__Directions for this task__. If a record holds a picture, leave the picture out and copy everything else exactly.

__Recorded information__.
___

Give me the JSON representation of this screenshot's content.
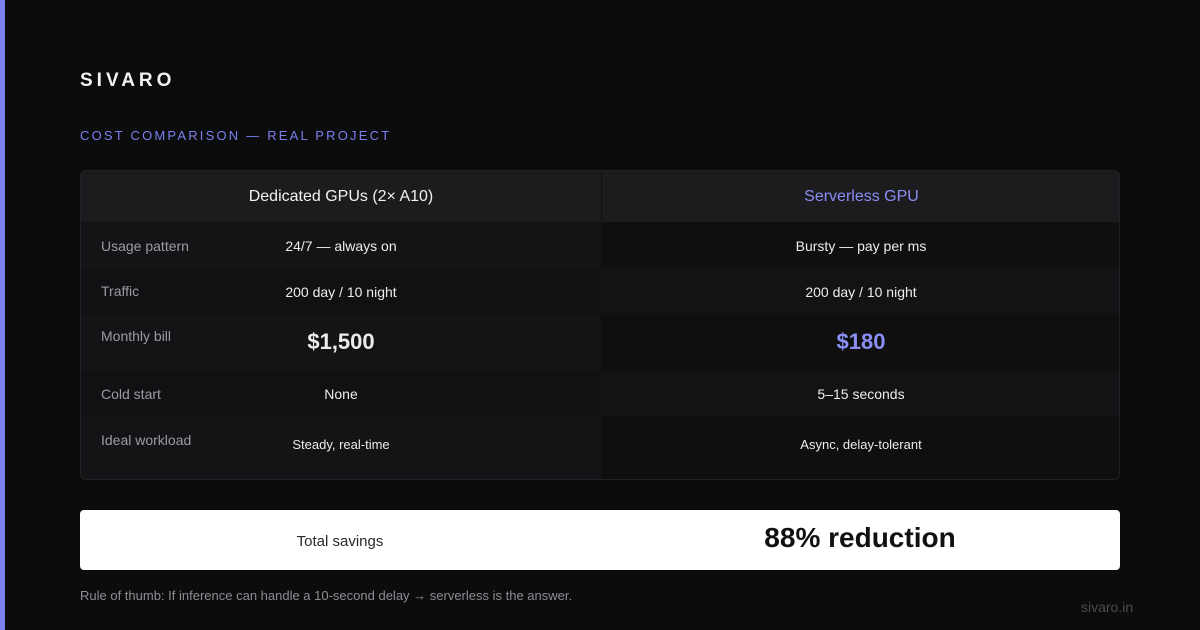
{
  "brand": "SIVARO",
  "eyebrow": "COST COMPARISON — REAL PROJECT",
  "columns": {
    "dedicated": "Dedicated GPUs (2× A10)",
    "serverless": "Serverless GPU"
  },
  "rows": [
    {
      "label": "Usage pattern",
      "dedicated": "24/7 — always on",
      "serverless": "Bursty — pay per ms"
    },
    {
      "label": "Traffic",
      "dedicated": "200 day / 10 night",
      "serverless": "200 day / 10 night"
    },
    {
      "label": "Monthly bill",
      "dedicated": "$1,500",
      "serverless": "$180"
    },
    {
      "label": "Cold start",
      "dedicated": "None",
      "serverless": "5–15 seconds"
    },
    {
      "label": "Ideal workload",
      "dedicated": "Steady, real-time",
      "serverless": "Async, delay-tolerant"
    }
  ],
  "savings": {
    "label": "Total savings",
    "value": "88% reduction"
  },
  "footnote": "Rule of thumb: If inference can handle a 10-second delay → serverless is the answer.",
  "site": "sivaro.in",
  "colors": {
    "accent": "#7b7ff0",
    "background": "#0c0c0d",
    "savings_bg": "#ffffff"
  }
}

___

__Answer space__.
Give me the JSON representation of this screenshot's content.
{
  "brand": "SIVARO",
  "eyebrow": "COST COMPARISON — REAL PROJECT",
  "columns": {
    "dedicated": "Dedicated GPUs (2× A10)",
    "serverless": "Serverless GPU"
  },
  "rows": [
    {
      "label": "Usage pattern",
      "dedicated": "24/7 — always on",
      "serverless": "Bursty — pay per ms"
    },
    {
      "label": "Traffic",
      "dedicated": "200 day / 10 night",
      "serverless": "200 day / 10 night"
    },
    {
      "label": "Monthly bill",
      "dedicated": "$1,500",
      "serverless": "$180"
    },
    {
      "label": "Cold start",
      "dedicated": "None",
      "serverless": "5–15 seconds"
    },
    {
      "label": "Ideal workload",
      "dedicated": "Steady, real-time",
      "serverless": "Async, delay-tolerant"
    }
  ],
  "savings": {
    "label": "Total savings",
    "value": "88% reduction"
  },
  "footnote": "Rule of thumb: If inference can handle a 10-second delay → serverless is the answer.",
  "site": "sivaro.in",
  "colors": {
    "accent": "#7b7ff0",
    "background": "#0c0c0d",
    "savings_bg": "#ffffff"
  }
}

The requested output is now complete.